Requirement: With the pictures removed, set down all of the entries below exactly.

Entries from a dataset of interfaces:
Start of Block

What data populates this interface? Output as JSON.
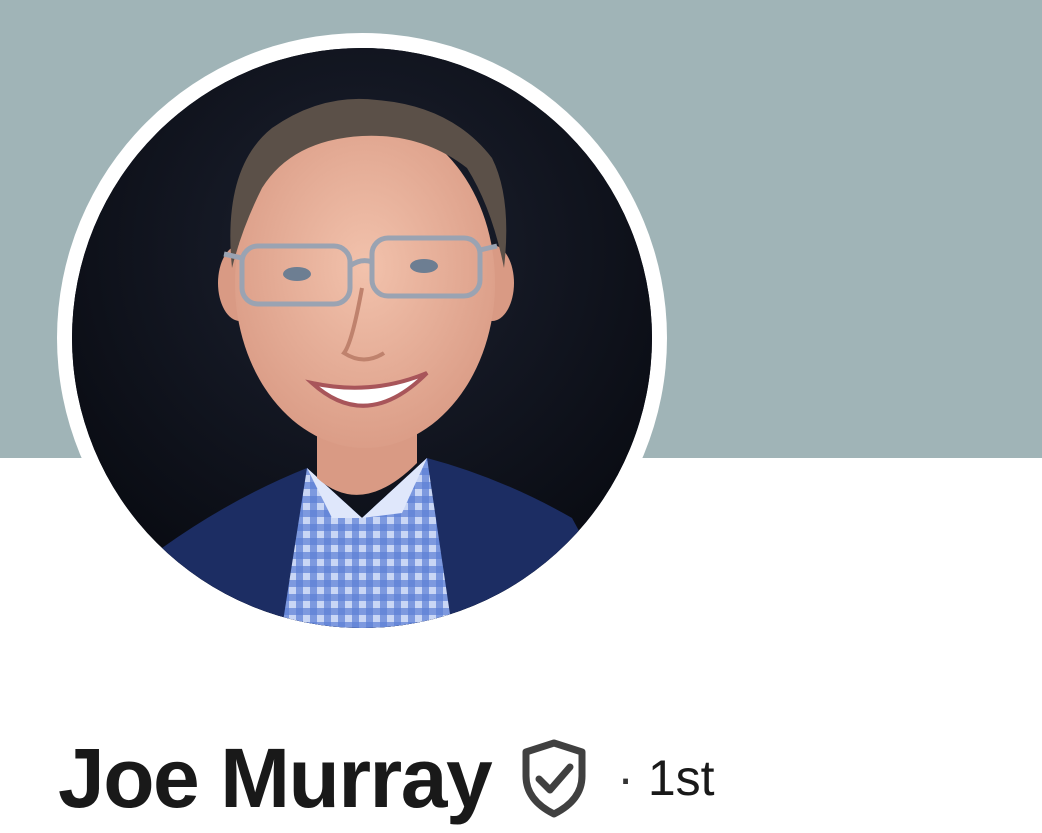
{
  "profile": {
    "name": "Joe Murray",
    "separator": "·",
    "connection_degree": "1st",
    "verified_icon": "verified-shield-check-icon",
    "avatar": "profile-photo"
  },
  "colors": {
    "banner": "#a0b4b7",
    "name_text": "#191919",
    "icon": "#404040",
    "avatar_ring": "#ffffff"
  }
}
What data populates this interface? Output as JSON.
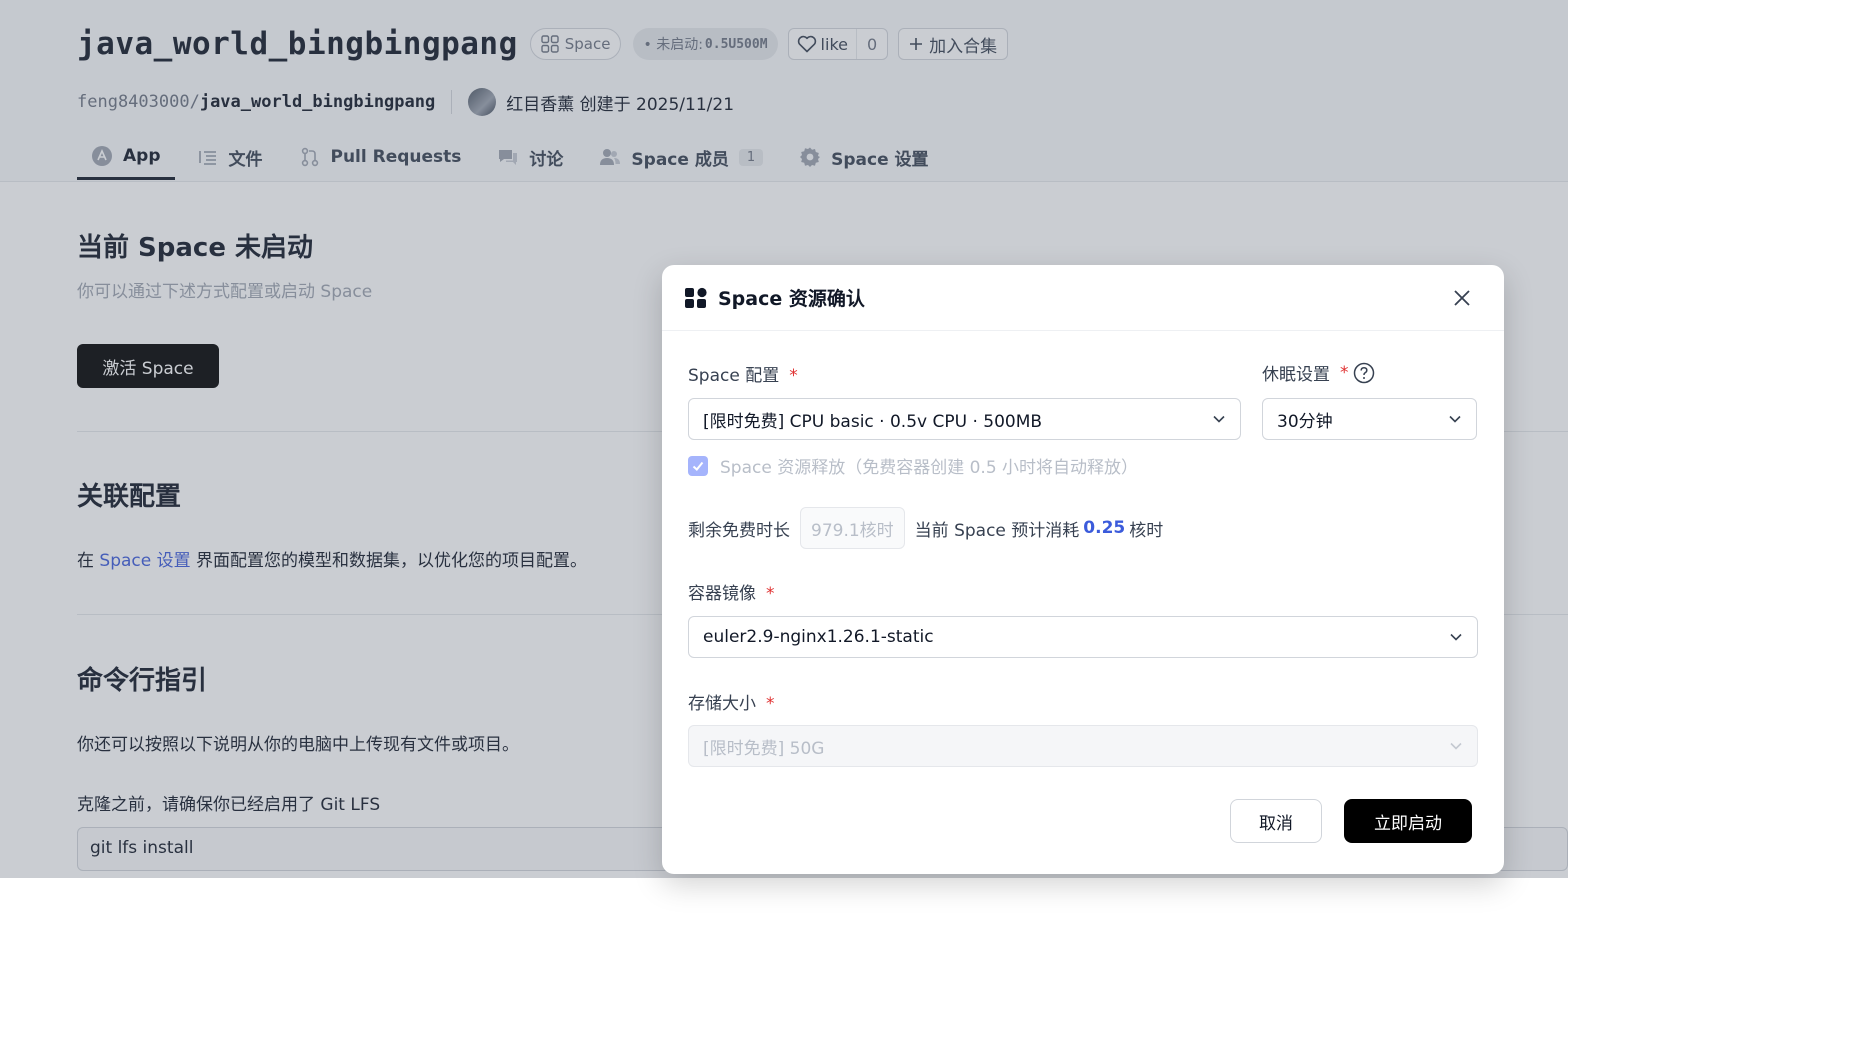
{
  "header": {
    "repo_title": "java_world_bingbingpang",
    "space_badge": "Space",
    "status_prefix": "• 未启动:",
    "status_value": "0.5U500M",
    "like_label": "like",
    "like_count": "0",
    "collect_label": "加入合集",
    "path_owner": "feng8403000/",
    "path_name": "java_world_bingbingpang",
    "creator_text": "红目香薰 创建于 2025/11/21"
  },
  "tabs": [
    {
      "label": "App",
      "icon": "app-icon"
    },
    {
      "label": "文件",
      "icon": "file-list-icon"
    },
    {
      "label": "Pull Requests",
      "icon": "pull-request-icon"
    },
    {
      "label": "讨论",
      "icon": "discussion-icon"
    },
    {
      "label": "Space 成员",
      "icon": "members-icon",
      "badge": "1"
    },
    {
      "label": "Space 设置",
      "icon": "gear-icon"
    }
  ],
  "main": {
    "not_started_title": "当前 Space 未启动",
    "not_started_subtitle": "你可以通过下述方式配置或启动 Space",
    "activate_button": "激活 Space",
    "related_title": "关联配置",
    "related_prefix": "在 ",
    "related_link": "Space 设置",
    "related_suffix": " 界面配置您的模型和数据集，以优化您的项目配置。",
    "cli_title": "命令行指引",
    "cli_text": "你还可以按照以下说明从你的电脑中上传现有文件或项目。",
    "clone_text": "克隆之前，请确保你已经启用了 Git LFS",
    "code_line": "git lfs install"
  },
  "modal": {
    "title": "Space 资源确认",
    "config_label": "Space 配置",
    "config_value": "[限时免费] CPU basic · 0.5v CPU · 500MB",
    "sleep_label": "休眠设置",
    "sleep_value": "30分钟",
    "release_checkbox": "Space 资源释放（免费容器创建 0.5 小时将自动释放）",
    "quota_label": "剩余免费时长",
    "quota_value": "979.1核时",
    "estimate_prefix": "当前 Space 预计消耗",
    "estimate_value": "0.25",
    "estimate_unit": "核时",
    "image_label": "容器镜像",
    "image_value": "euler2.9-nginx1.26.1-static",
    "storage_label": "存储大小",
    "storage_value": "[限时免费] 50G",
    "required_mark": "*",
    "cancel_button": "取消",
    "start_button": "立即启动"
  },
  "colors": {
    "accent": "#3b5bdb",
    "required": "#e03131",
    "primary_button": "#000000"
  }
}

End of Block

Result of this task:
What data populates this interface? Output as JSON.
{
  "profile": {
    "name": "Joe Murray",
    "separator": "·",
    "connection_degree": "1st",
    "verified_icon": "verified-shield-check-icon",
    "avatar": "profile-photo"
  },
  "colors": {
    "banner": "#a0b4b7",
    "name_text": "#191919",
    "icon": "#404040",
    "avatar_ring": "#ffffff"
  }
}
What data populates this interface? Output as JSON.
{
  "header": {
    "repo_title": "java_world_bingbingpang",
    "space_badge": "Space",
    "status_prefix": "• 未启动:",
    "status_value": "0.5U500M",
    "like_label": "like",
    "like_count": "0",
    "collect_label": "加入合集",
    "path_owner": "feng8403000/",
    "path_name": "java_world_bingbingpang",
    "creator_text": "红目香薰 创建于 2025/11/21"
  },
  "tabs": [
    {
      "label": "App",
      "icon": "app-icon"
    },
    {
      "label": "文件",
      "icon": "file-list-icon"
    },
    {
      "label": "Pull Requests",
      "icon": "pull-request-icon"
    },
    {
      "label": "讨论",
      "icon": "discussion-icon"
    },
    {
      "label": "Space 成员",
      "icon": "members-icon",
      "badge": "1"
    },
    {
      "label": "Space 设置",
      "icon": "gear-icon"
    }
  ],
  "main": {
    "not_started_title": "当前 Space 未启动",
    "not_started_subtitle": "你可以通过下述方式配置或启动 Space",
    "activate_button": "激活 Space",
    "related_title": "关联配置",
    "related_prefix": "在 ",
    "related_link": "Space 设置",
    "related_suffix": " 界面配置您的模型和数据集，以优化您的项目配置。",
    "cli_title": "命令行指引",
    "cli_text": "你还可以按照以下说明从你的电脑中上传现有文件或项目。",
    "clone_text": "克隆之前，请确保你已经启用了 Git LFS",
    "code_line": "git lfs install"
  },
  "modal": {
    "title": "Space 资源确认",
    "config_label": "Space 配置",
    "config_value": "[限时免费] CPU basic · 0.5v CPU · 500MB",
    "sleep_label": "休眠设置",
    "sleep_value": "30分钟",
    "release_checkbox": "Space 资源释放（免费容器创建 0.5 小时将自动释放）",
    "quota_label": "剩余免费时长",
    "quota_value": "979.1核时",
    "estimate_prefix": "当前 Space 预计消耗",
    "estimate_value": "0.25",
    "estimate_unit": "核时",
    "image_label": "容器镜像",
    "image_value": "euler2.9-nginx1.26.1-static",
    "storage_label": "存储大小",
    "storage_value": "[限时免费] 50G",
    "required_mark": "*",
    "cancel_button": "取消",
    "start_button": "立即启动"
  },
  "colors": {
    "accent": "#3b5bdb",
    "required": "#e03131",
    "primary_button": "#000000"
  }
}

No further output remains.